eHarmony Gets Squeezed in Suit, Will Market to Gays and Lesbians
The Pasadena, Calif.-based company’s announcement was the result of a settlement reached today with the New Jersey Attorney General’s Office, which claimed in a lawsuit eHarmony violated the state’s Law Against Discrimination by not offering a same-sex matching service.
The New Jersey regulator got involved following a complaint by Eric McKinley, a gay match-seeker in the state, who now will be provided a free, one-year membership to Compatible Partners.
In addition, the settlement calls for eHarmony Inc. to pay McKinley $5,000, and to pay New Jersey’s Division on Civil Rights $50,000 to cover investigation-related administrative costs.

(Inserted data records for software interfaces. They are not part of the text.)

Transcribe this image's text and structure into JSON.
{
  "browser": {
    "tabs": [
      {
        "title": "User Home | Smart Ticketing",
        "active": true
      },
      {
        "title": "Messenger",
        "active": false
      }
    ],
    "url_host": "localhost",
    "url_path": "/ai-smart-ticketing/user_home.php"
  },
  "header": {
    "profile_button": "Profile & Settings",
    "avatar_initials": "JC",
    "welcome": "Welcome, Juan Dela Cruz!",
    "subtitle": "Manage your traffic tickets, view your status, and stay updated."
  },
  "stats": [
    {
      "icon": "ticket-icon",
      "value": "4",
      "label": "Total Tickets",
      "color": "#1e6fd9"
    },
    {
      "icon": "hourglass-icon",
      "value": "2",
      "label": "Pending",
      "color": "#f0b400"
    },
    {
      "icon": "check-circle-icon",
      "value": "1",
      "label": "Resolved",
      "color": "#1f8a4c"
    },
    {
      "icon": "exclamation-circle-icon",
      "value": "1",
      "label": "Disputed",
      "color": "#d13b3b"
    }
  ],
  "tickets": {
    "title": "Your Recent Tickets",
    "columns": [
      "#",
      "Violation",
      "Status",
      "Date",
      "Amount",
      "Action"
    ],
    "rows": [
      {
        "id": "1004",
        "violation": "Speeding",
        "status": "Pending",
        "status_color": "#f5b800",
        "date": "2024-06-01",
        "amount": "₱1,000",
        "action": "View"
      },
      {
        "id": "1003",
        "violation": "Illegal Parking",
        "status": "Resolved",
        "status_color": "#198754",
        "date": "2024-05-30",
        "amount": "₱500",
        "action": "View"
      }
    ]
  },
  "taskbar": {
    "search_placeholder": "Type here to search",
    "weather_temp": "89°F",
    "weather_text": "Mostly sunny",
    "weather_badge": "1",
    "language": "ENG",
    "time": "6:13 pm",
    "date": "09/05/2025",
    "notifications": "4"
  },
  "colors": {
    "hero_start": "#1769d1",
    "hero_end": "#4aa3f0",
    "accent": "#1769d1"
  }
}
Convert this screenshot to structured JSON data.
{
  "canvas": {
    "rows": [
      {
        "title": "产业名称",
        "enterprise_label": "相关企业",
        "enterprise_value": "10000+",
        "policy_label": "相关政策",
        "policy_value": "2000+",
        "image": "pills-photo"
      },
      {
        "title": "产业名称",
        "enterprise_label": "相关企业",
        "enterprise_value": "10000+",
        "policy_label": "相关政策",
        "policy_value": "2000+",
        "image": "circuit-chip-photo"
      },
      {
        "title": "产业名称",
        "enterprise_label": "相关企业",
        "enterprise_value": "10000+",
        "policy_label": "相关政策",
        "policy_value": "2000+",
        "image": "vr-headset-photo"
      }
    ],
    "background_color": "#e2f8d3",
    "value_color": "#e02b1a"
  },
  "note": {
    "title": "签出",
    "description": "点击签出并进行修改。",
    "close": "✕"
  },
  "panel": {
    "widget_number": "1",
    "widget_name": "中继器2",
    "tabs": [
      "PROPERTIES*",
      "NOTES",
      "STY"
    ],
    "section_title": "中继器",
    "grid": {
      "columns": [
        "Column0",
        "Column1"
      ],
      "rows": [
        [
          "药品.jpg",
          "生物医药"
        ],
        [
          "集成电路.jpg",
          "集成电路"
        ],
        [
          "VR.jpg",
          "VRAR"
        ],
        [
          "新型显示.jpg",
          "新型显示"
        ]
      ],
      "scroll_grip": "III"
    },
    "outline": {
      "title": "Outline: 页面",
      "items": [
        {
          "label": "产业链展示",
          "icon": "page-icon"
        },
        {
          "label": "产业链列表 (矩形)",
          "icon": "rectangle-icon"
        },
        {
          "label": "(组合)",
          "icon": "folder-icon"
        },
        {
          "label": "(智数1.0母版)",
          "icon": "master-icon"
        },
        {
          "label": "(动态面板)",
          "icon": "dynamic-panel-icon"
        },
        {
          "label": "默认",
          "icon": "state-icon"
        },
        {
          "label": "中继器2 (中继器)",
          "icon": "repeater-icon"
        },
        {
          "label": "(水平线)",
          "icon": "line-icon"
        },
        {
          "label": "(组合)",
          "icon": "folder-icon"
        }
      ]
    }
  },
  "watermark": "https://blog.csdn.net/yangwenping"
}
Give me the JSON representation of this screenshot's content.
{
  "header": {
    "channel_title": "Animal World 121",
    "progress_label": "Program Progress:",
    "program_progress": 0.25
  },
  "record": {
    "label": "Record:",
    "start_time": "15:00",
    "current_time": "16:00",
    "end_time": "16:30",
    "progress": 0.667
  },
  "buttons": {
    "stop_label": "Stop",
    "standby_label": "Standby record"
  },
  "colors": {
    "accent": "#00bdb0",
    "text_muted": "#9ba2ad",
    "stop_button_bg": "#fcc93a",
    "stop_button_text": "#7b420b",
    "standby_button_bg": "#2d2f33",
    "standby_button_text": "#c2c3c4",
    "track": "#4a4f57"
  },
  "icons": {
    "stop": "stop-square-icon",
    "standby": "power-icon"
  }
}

eHarmony faces another suit in California. It’s unclear how this settlement will affect that case.
“Now that we’re entering the same-sex matching market, we fail to see what the [California] plaintiffs could achieve through further litigation,” said Antone Johnson, a vice president of legal affairs at eHarmony.
eHarmony was founded in 2000 by Dr. Neil Clark Warren, a clinical psychologist with once-close ties to the Christian evangelical group Focus on the Family.
eHarmony offers its services in the U.S., Australia, Britain and Canada.
Its website says that 236 eHarmony members marry every day in the U.S. as a result of being matched on the site using eHarmony's patented "Compatibility Matching System."
With the settlement, eHarmony denied violating the law, claiming its business model has been based on its expertise. The company said it has researched thousands of opposite-sex marriages to understand what makes opposite-sex couples compatible.
Registration on the Compatible Partners site, slated to launch by March 31, will be free for the first 10,000 users registering within one year of its launch. After that, subscription pricing for the new site will be equal to that for eHarmony.com.